Narasimham (Suriya), the powerful cop after a good haul in the first installment [Yamudu] carries an undercover surveillance operation in Kakinada town with the support of the Home Minister (Vijay Kumar) and keeps an eye on suspicious smuggling activities while waiting for the right time to take charge officially. He works as a NCC teacher in a private school where Satya (Hansika), an intermediate student develops lust for Narasimham (with a few impressive scenes). Narasimham tries to council her but eventually discovers her uncle Thyagaraju (Rahman) to be a big player in the drug mafia along with his partner Bhai (Mukesh Rushi) and the international kingpin Michael Kong a.k.a Danny (British Actor Danny Sapani) helped by Sahayam (Rajendran). While the Simham is busy getting into action, Kavya (Anushka) waits to get married to him which is initially suspended by her reluctant would-be father-in-law (Narasimham’s father). To curtail a communal riot episode, Narasimham resumes charge as the Deputy Commissioner of Police of Kakinada town and how he busts the drug dealing mafia and the international kingpin Danny through his ‘Operation D’ forms the plot of the film.

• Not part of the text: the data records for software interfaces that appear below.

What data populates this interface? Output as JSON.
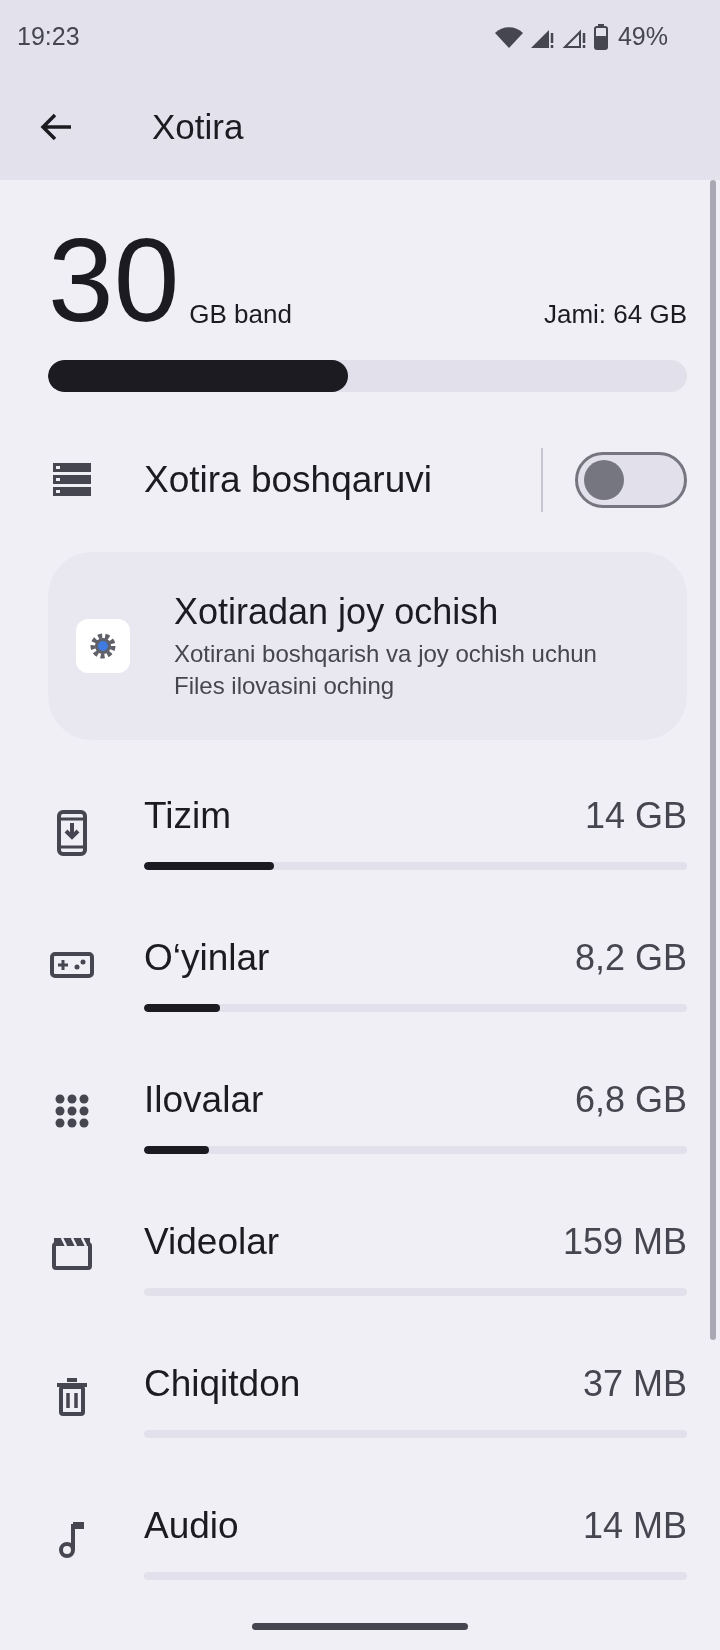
{
  "status_bar": {
    "time": "19:23",
    "battery": "49%"
  },
  "app_bar": {
    "title": "Xotira"
  },
  "summary": {
    "used": "30",
    "used_unit": "GB band",
    "total": "Jami: 64 GB",
    "level": 0.47
  },
  "storage_manager": {
    "label": "Xotira boshqaruvi",
    "on": false
  },
  "card": {
    "title": "Xotiradan joy ochish",
    "text": "Xotirani boshqarish va joy ochish uchun Files ilovasini oching"
  },
  "categories": [
    {
      "kind": "system",
      "name": "Tizim",
      "size": "14 GB",
      "level": 0.24
    },
    {
      "kind": "games",
      "name": "O‘yinlar",
      "size": "8,2 GB",
      "level": 0.14
    },
    {
      "kind": "apps",
      "name": "Ilovalar",
      "size": "6,8 GB",
      "level": 0.12
    },
    {
      "kind": "videos",
      "name": "Videolar",
      "size": "159 MB",
      "level": 0
    },
    {
      "kind": "trash",
      "name": "Chiqitdon",
      "size": "37 MB",
      "level": 0
    },
    {
      "kind": "audio",
      "name": "Audio",
      "size": "14 MB",
      "level": 0
    }
  ]
}
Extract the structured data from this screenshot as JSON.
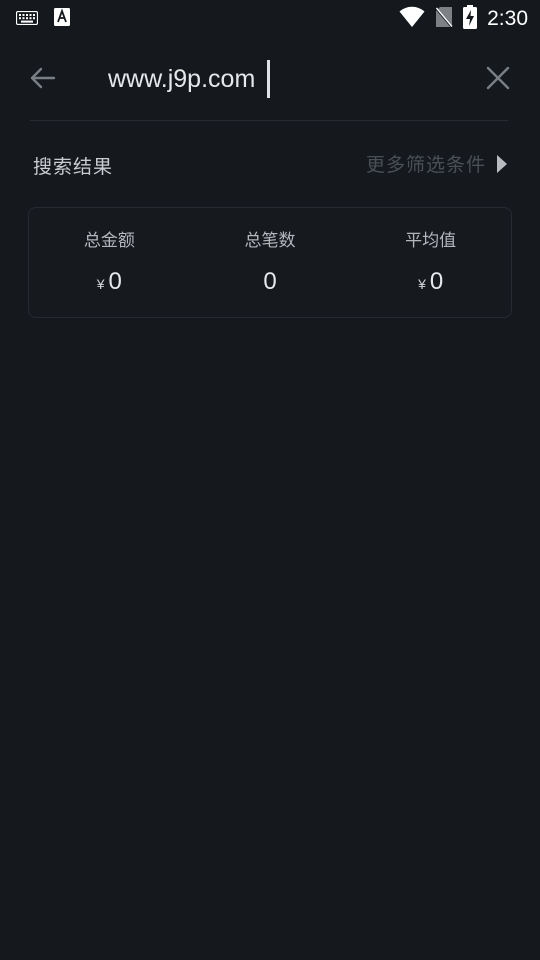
{
  "status_bar": {
    "time": "2:30",
    "left_icons": [
      "keyboard-icon",
      "font-a-icon"
    ],
    "right_icons": [
      "wifi-icon",
      "no-sim-icon",
      "battery-charging-icon"
    ]
  },
  "search": {
    "query": "www.j9p.com",
    "back_icon": "arrow-left-icon",
    "clear_icon": "close-icon"
  },
  "results": {
    "title": "搜索结果",
    "more_filters_label": "更多筛选条件",
    "more_filters_icon": "triangle-right-icon"
  },
  "summary": {
    "total_amount_label": "总金额",
    "total_amount_currency": "¥",
    "total_amount_value": "0",
    "total_count_label": "总笔数",
    "total_count_value": "0",
    "average_label": "平均值",
    "average_currency": "¥",
    "average_value": "0"
  },
  "colors": {
    "background": "#15191e",
    "text_primary": "#e6e8ea",
    "text_muted": "#4a4f56",
    "card_border": "#262b31"
  }
}
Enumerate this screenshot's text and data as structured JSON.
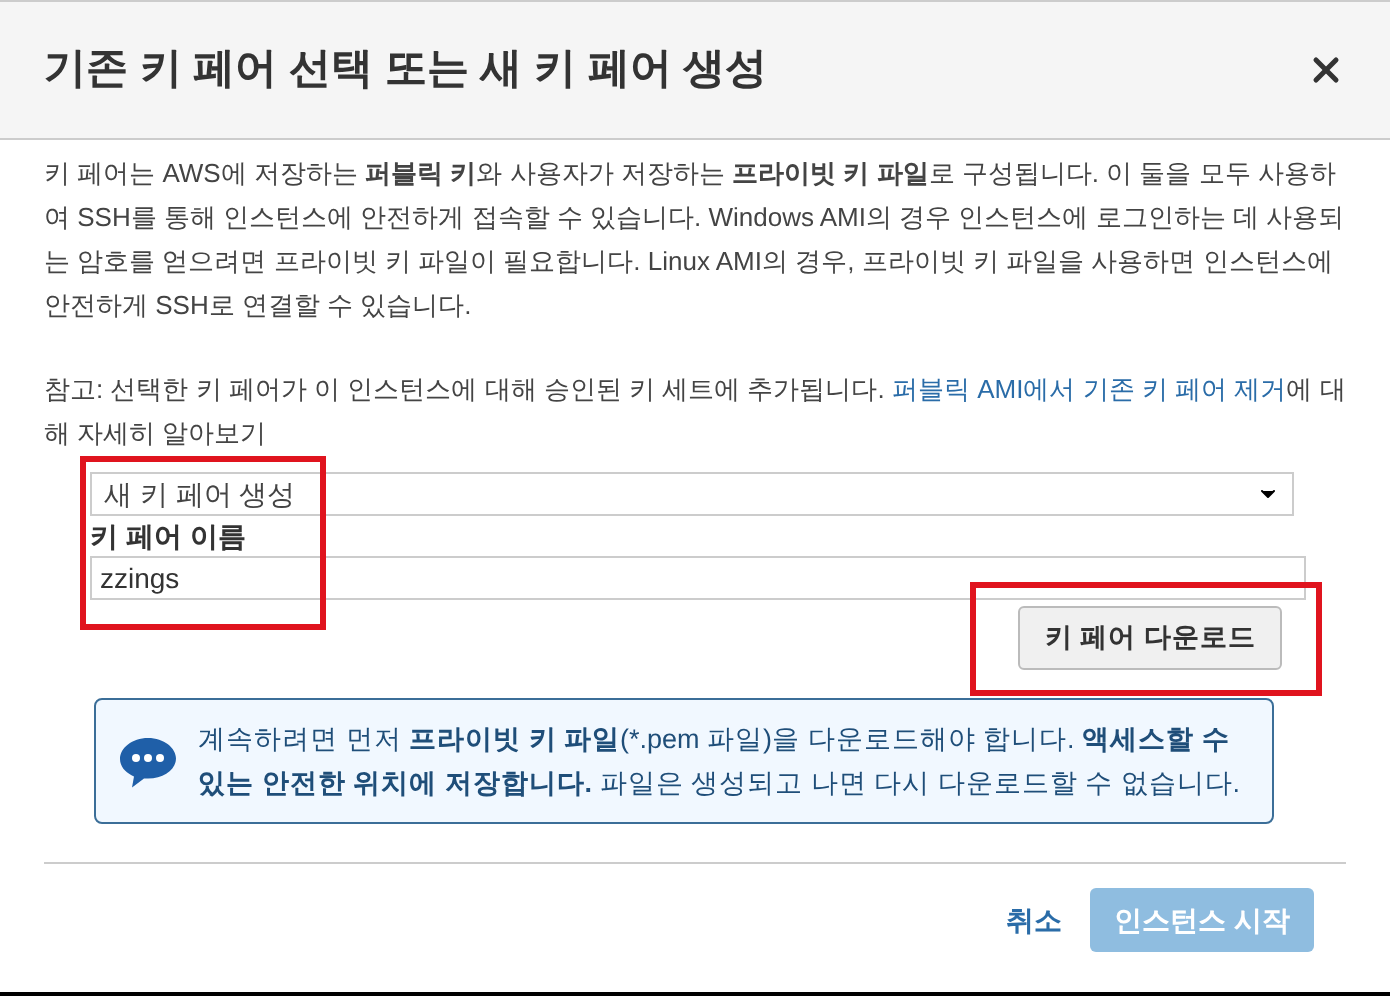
{
  "dialog": {
    "title": "기존 키 페어 선택 또는 새 키 페어 생성"
  },
  "intro": "키 페어는 AWS에 저장하는 **퍼블릭 키**와 사용자가 저장하는 **프라이빗 키 파일**로 구성됩니다. 이 둘을 모두 사용하여 SSH를 통해 인스턴스에 안전하게 접속할 수 있습니다. Windows AMI의 경우 인스턴스에 로그인하는 데 사용되는 암호를 얻으려면 프라이빗 키 파일이 필요합니다. Linux AMI의 경우, 프라이빗 키 파일을 사용하면 인스턴스에 안전하게 SSH로 연결할 수 있습니다.",
  "note": {
    "text": "참고: 선택한 키 페어가 이 인스턴스에 대해 승인된 키 세트에 추가됩니다.",
    "link": "퍼블릭 AMI에서 기존 키 페어 제거",
    "suffix": "에 대해 자세히 알아보기"
  },
  "key_pair_form": {
    "highlighted": true,
    "select_value": "새 키 페어 생성",
    "name_label": "키 페어 이름",
    "name_value": "zzings"
  },
  "download_button": {
    "label": "키 페어 다운로드",
    "highlighted": true
  },
  "alert": "계속하려면 먼저 **프라이빗 키 파일**(*.pem 파일)을 다운로드해야 합니다. **액세스할 수 있는 안전한 위치에 저장합니다.** 파일은 생성되고 나면 다시 다운로드할 수 없습니다.",
  "footer": {
    "cancel": "취소",
    "launch": {
      "label": "인스턴스 시작",
      "disabled": true
    }
  }
}
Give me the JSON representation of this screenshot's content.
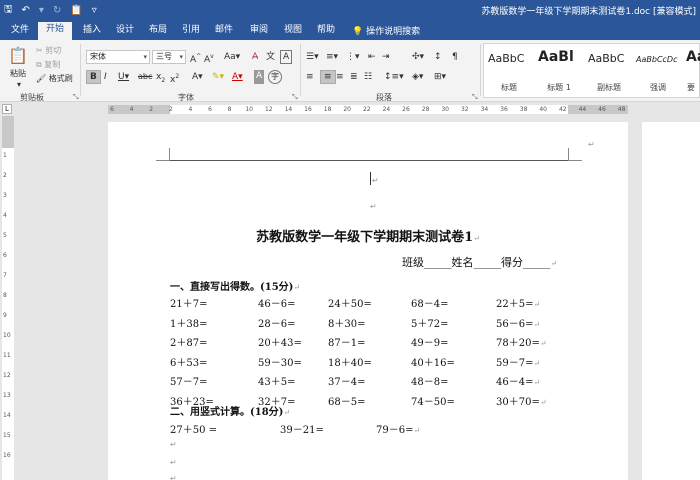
{
  "titlebar": {
    "doc_title": "苏教版数学一年级下学期期末测试卷1.doc [兼容模式]"
  },
  "tabs": [
    "文件",
    "开始",
    "插入",
    "设计",
    "布局",
    "引用",
    "邮件",
    "审阅",
    "视图",
    "帮助"
  ],
  "tell_me": "操作说明搜索",
  "clipboard": {
    "paste": "粘贴",
    "cut": "剪切",
    "copy": "复制",
    "format_painter": "格式刷",
    "group_label": "剪贴板"
  },
  "font": {
    "name": "宋体",
    "size": "三号",
    "group_label": "字体"
  },
  "paragraph": {
    "group_label": "段落"
  },
  "styles": [
    {
      "sample": "AaBbC",
      "name": "标题"
    },
    {
      "sample": "AaBl",
      "name": "标题 1"
    },
    {
      "sample": "AaBbC",
      "name": "副标题"
    },
    {
      "sample": "AaBbCcDc",
      "name": "强调"
    },
    {
      "sample": "AaBl",
      "name": "要"
    }
  ],
  "ruler_numbers": [
    "6",
    "4",
    "2",
    "2",
    "4",
    "6",
    "8",
    "10",
    "12",
    "14",
    "16",
    "18",
    "20",
    "22",
    "24",
    "26",
    "28",
    "30",
    "32",
    "34",
    "36",
    "38",
    "40",
    "42",
    "44",
    "46",
    "48"
  ],
  "vruler_numbers": [
    "1",
    "2",
    "3",
    "4",
    "5",
    "6",
    "7",
    "8",
    "9",
    "10",
    "11",
    "12",
    "13",
    "14",
    "15",
    "16"
  ],
  "document": {
    "heading": "苏教版数学一年级下学期期末测试卷1",
    "info_line": "班级_____姓名_____得分_____",
    "section1": "一、直接写出得数。(15分)",
    "rows": [
      [
        "21＋7=",
        "46－6=",
        "24＋50=",
        "68－4=",
        "22＋5="
      ],
      [
        "1＋38=",
        "28－6=",
        "8＋30=",
        "5＋72=",
        "56－6="
      ],
      [
        "2＋87=",
        "20＋43=",
        "87－1=",
        "49－9=",
        "78＋20="
      ],
      [
        "6＋53=",
        "59－30=",
        "18＋40=",
        "40＋16=",
        "59－7="
      ],
      [
        "57－7=",
        "43＋5=",
        "37－4=",
        "48－8=",
        "46－4="
      ],
      [
        "36＋23=",
        "32＋7=",
        "68－5=",
        "74－50=",
        "30＋70="
      ]
    ],
    "section2": "二、用竖式计算。(18分)",
    "vertical_calc": [
      "27＋50 =",
      "39－21=",
      "79－6="
    ]
  }
}
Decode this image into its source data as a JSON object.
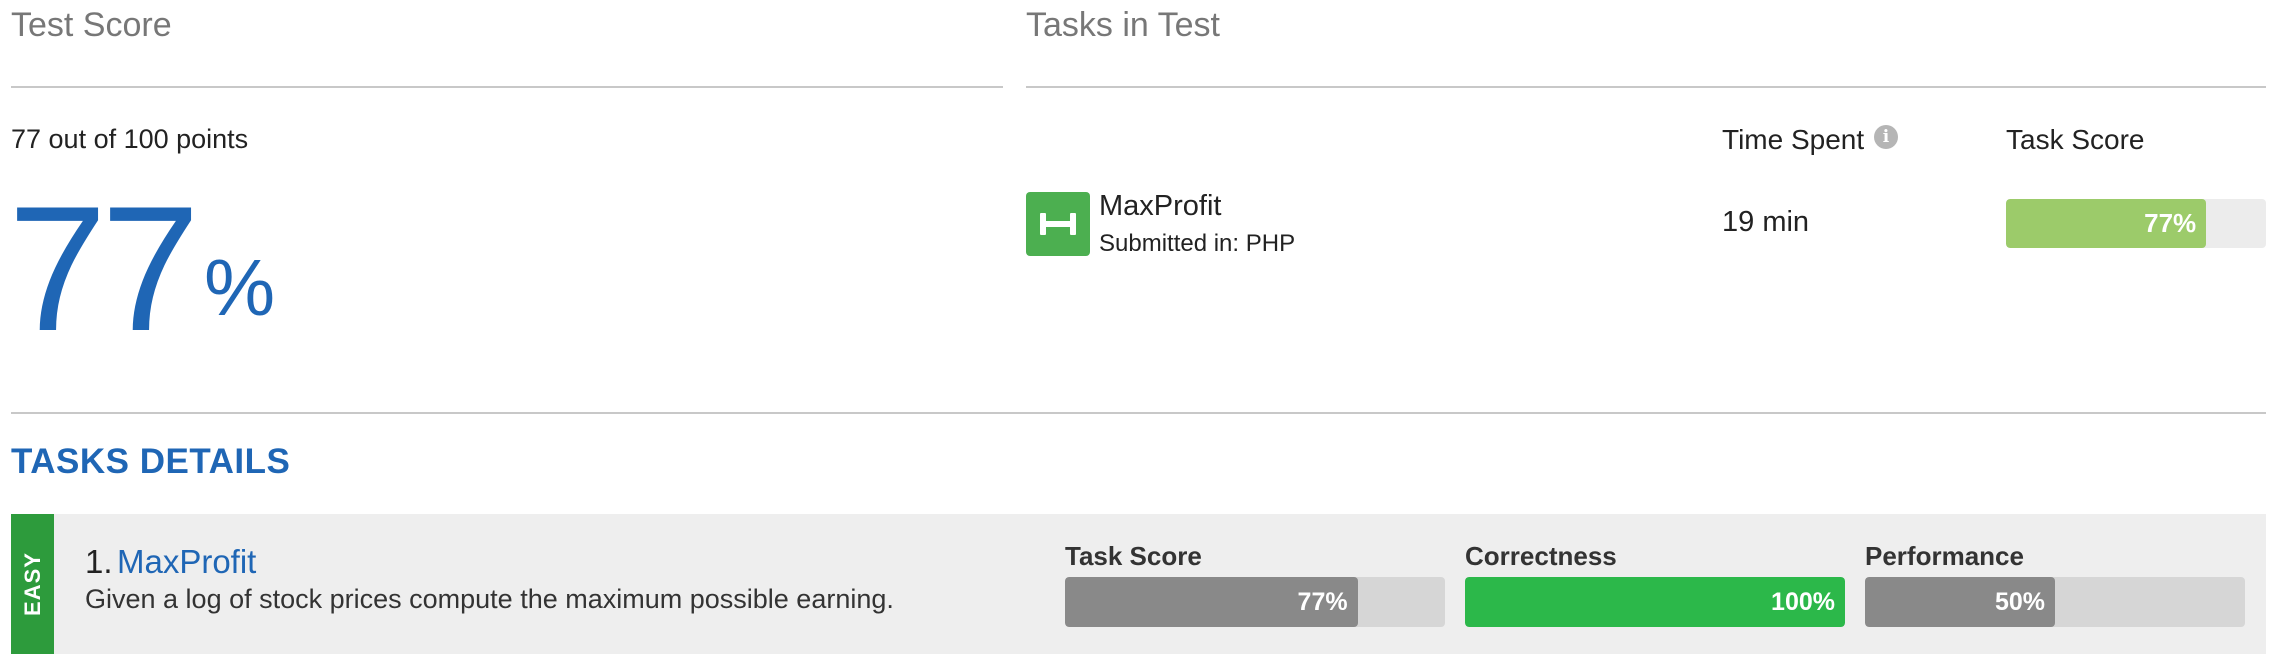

Suriya has once again proved why he is one of the few class acts of this generation. He has unleashed the vigor and valor of a powerful Indian cop ‘Narasimham’ with aplomb and gusto. His élan is matchless on-screen with rest of the cast playing their part and surrendering to his one-man-show.
Anushka was pertained to songs and few dialogs. Please don’t expect her to do anything more than this.
On the other hand, Hansika turns out to be a crucial character in the film. She fits the bill as a school girl so well that one can’t ignore her sweet appearances.
Unlike Mukesh Rushi, Rahman surprises us with his intense portrayal of a cool baddie.
The debutant villain, British actor Danny was impressive as an international kingpin with his attire but has got nothing much to do except for firing some bullets and yelling on the mobile phones to kill the hero.
Santhanam and Vivek did their jobs to tickle our ribs with in their boundaries.
You can hardly get a glimpse of an actor like Nassar in the film while Vijay Kumar and K. Viswanath were lucky enough in this regard – they have a much better duration.
Director Hari who has brought Simham onto the celluloid, has in a way established a vernacular franchise of a super cop in the South with this second installment of Yamudu.
He tries to stuff an elephant into a rat hole by containing the story of this sequel into just a three-hour drama. His protagonist (the powerful cop character ‘Narasimham’) scores brownie points as a shrewd gutsy cop but his antagonist ends up a dud except for the bad appeal as an international kingpin. He neither has some wicked plans to execute nor some babes to romance, not even some drug deals except for touring the world on a godforsaken cruise. Unlike the first one, he gets two other unnecessary conventional dumb head villains to fall prey to the wit of the hero in this second installment. Instead he could have got an equally witty villain that would have given a spicier plot.
Though the subplot with Hansika and the occasional comedy by Santhanam and Vivek has the viewer entertained in the first half, his second half is too overloaded with action that causes nothing short of a headache to the viewer. And our beloved Narasimham is either seen vigorously romancing the villains or busy getting his ‘Singham dance’ right in the second half.
But his screenplay and pacy editing emerge as the Knight in the shining armor for the film and he deserves a tap for this. And also, he is lucky enough to get his dialogs and lyrics sensible in Telugu unlike many dubbing films.
We are extremely saddened to say that our beloved Southern Rockstar Devi Sri Prasad sorry D.S.P has given a so-so album unlike the previous chartbuster (Yamudu). Though the songs are ‘okay’ they lack the aura his songs usually carry. Right from the item number in the beginning to the ‘Singham dance’ number, he just passed the muster much contrary to his usual superstar show.
The title number “Singham Singham…he’s Narasimham” rather a slower version this time has not aroused a whistle.
But his re-recording was absolutely brilliant at times, especially during the chases of the protagonist.
The much anticipated item song by Anjali has neither got the original spice nor the true masala. If not an exaggeration, Anjali has got not even a letter in the entire lyrics to recite except the chorus bit – poor girl!
The dialogues are sensible enough unlike many dubbing films especially “Desam kaani desam…” or the comedy one “Vayasu vachinapudu figure-u, vayasu mallinapudu sugar-u common” trigger laughter occasionally.
Except the above, nothing impressive has caught our eyes.
Singham roars aloud again… Bear it if you are immune to the noise!